> _WHAT THE TASK REQUIRES_: If any record holds an image, omit the image and print the rest exactly.

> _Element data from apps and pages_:

= = =

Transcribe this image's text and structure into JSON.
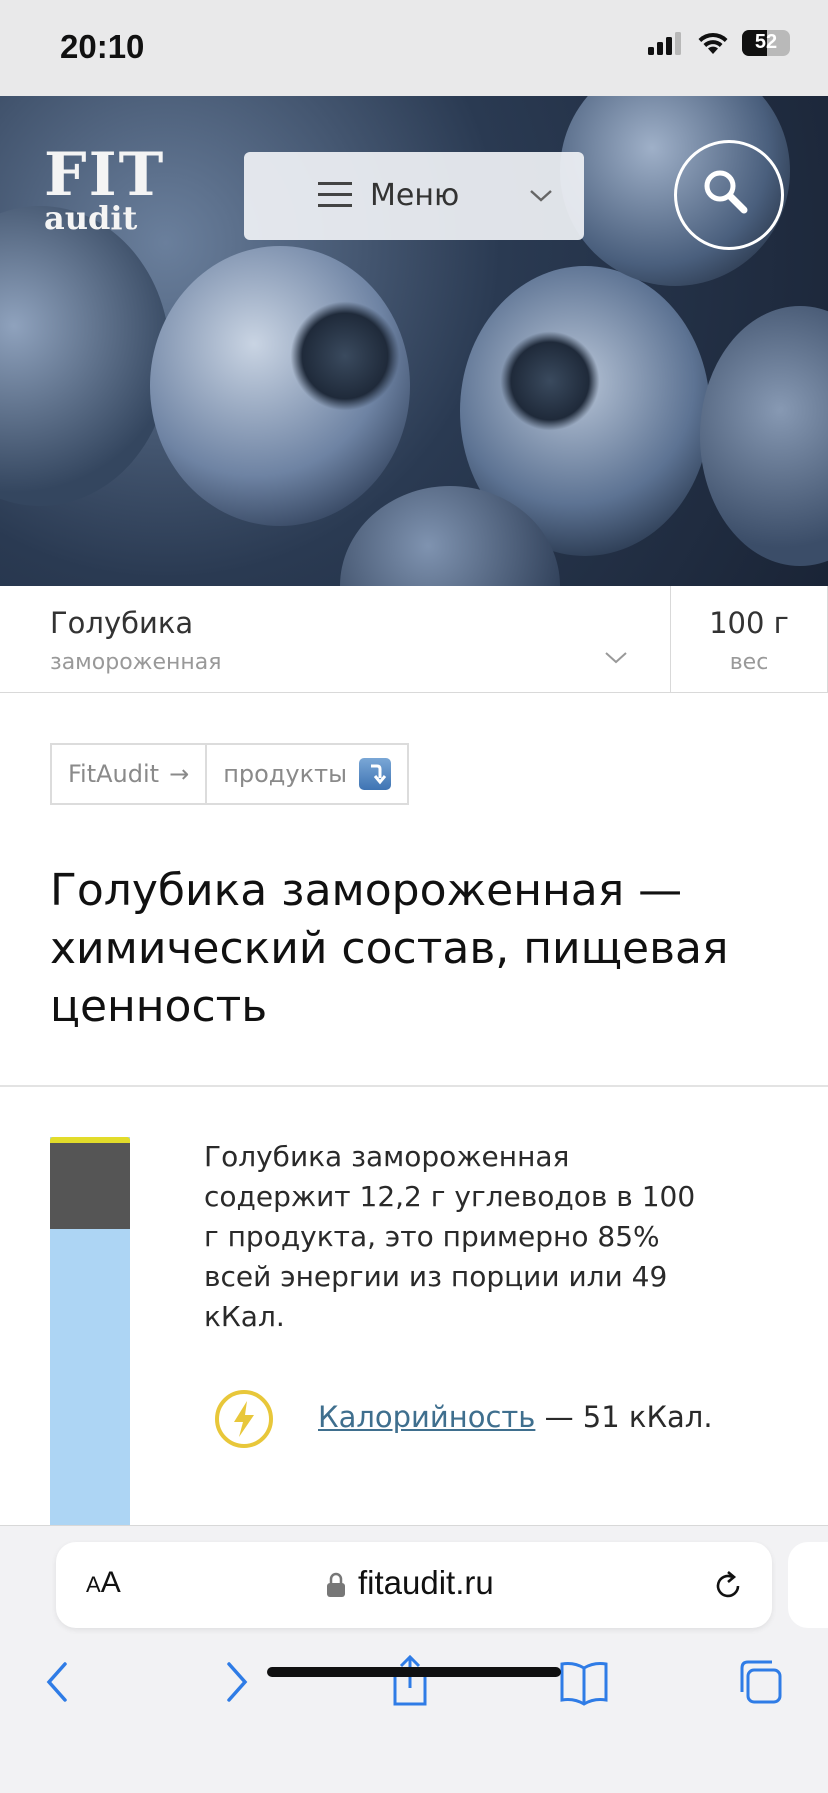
{
  "status_bar": {
    "time": "20:10",
    "battery_level": "52",
    "battery_fraction": 0.52,
    "icons": [
      "cellular-signal-icon",
      "wifi-icon",
      "battery-icon"
    ]
  },
  "header": {
    "logo_top": "FIT",
    "logo_bottom": "audit",
    "menu_label": "Меню",
    "menu_icon": "hamburger-icon",
    "search_icon": "search-icon"
  },
  "product_selector": {
    "name": "Голубика",
    "variant": "замороженная",
    "weight_value": "100 г",
    "weight_label": "вес"
  },
  "breadcrumb": {
    "items": [
      "FitAudit",
      "продукты"
    ],
    "arrow": "→",
    "dropdown_icon": "arrow-down-box-icon"
  },
  "page": {
    "title": "Голубика замороженная — химический состав, пищевая ценность",
    "summary": "Голубика замороженная содержит 12,2 г углеводов в 100 г продукта, это примерно 85% всей энергии из порции или 49 кКал.",
    "calorie_link": "Калорийность",
    "calorie_value": " — 51 кКал.",
    "calorie_icon": "lightning-icon",
    "colors": {
      "carb_bar": "#add5f4",
      "other_bar": "#555555",
      "fat_bar": "#e2dc2a",
      "link": "#3f6f8e",
      "calorie_icon": "#e8c73a"
    }
  },
  "browser": {
    "text_size_label": "AA",
    "url": "fitaudit.ru",
    "lock_icon": "lock-icon",
    "reload_icon": "reload-icon",
    "toolbar_icons": [
      "back-icon",
      "forward-icon",
      "share-icon",
      "bookmarks-icon",
      "tabs-icon"
    ]
  }
}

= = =

> _YOUR RESPONSE_:
Transcribe this image's text and structure into JSON.
{
  "status_bar": {
    "time": "20:10",
    "battery_level": "52",
    "battery_fraction": 0.52,
    "icons": [
      "cellular-signal-icon",
      "wifi-icon",
      "battery-icon"
    ]
  },
  "header": {
    "logo_top": "FIT",
    "logo_bottom": "audit",
    "menu_label": "Меню",
    "menu_icon": "hamburger-icon",
    "search_icon": "search-icon"
  },
  "product_selector": {
    "name": "Голубика",
    "variant": "замороженная",
    "weight_value": "100 г",
    "weight_label": "вес"
  },
  "breadcrumb": {
    "items": [
      "FitAudit",
      "продукты"
    ],
    "arrow": "→",
    "dropdown_icon": "arrow-down-box-icon"
  },
  "page": {
    "title": "Голубика замороженная — химический состав, пищевая ценность",
    "summary": "Голубика замороженная содержит 12,2 г углеводов в 100 г продукта, это примерно 85% всей энергии из порции или 49 кКал.",
    "calorie_link": "Калорийность",
    "calorie_value": " — 51 кКал.",
    "calorie_icon": "lightning-icon",
    "colors": {
      "carb_bar": "#add5f4",
      "other_bar": "#555555",
      "fat_bar": "#e2dc2a",
      "link": "#3f6f8e",
      "calorie_icon": "#e8c73a"
    }
  },
  "browser": {
    "text_size_label": "AA",
    "url": "fitaudit.ru",
    "lock_icon": "lock-icon",
    "reload_icon": "reload-icon",
    "toolbar_icons": [
      "back-icon",
      "forward-icon",
      "share-icon",
      "bookmarks-icon",
      "tabs-icon"
    ]
  }
}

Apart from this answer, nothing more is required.